__ENTRIES SUPPLIED__.
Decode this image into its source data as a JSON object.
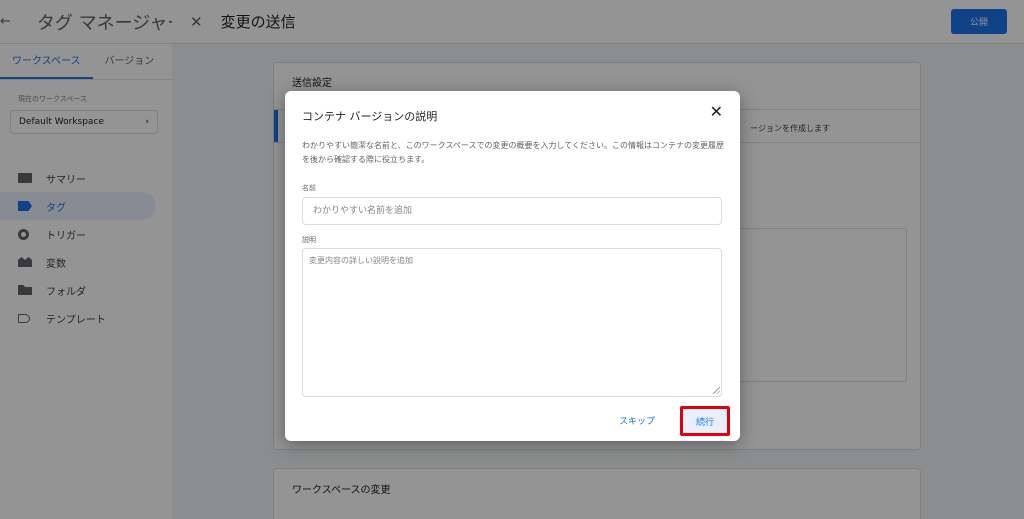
{
  "app": {
    "title": "タグ マネージャー"
  },
  "workspace_tabs": [
    "ワークスペース",
    "バージョン"
  ],
  "sidebar": {
    "current_workspace_label": "現在のワークスペース",
    "workspace_name": "Default Workspace",
    "items": [
      {
        "label": "サマリー",
        "icon": "summary-icon"
      },
      {
        "label": "タグ",
        "icon": "tag-icon"
      },
      {
        "label": "トリガー",
        "icon": "trigger-icon"
      },
      {
        "label": "変数",
        "icon": "variables-icon"
      },
      {
        "label": "フォルダ",
        "icon": "folder-icon"
      },
      {
        "label": "テンプレート",
        "icon": "template-icon"
      }
    ],
    "active_index": 1
  },
  "panel": {
    "title": "変更の送信",
    "publish_label": "公開",
    "settings_title": "送信設定",
    "partial_option_text": "ージョンを作成します",
    "changes_title": "ワークスペースの変更"
  },
  "dialog": {
    "title": "コンテナ バージョンの説明",
    "description": "わかりやすい簡潔な名前と、このワークスペースでの変更の概要を入力してください。この情報はコンテナの変更履歴を後から確認する際に役立ちます。",
    "name_label": "名前",
    "name_placeholder": "わかりやすい名前を追加",
    "name_value": "",
    "desc_label": "説明",
    "desc_placeholder": "変更内容の詳しい説明を追加",
    "desc_value": "",
    "skip_label": "スキップ",
    "continue_label": "続行"
  },
  "colors": {
    "accent": "#1a73e8",
    "highlight": "#e0000d"
  }
}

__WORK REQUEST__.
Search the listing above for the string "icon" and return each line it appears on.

__YOUR RESPONSE__.
        "icon": "summary-icon"
        "icon": "tag-icon"
        "icon": "trigger-icon"
        "icon": "variables-icon"
        "icon": "folder-icon"
        "icon": "template-icon"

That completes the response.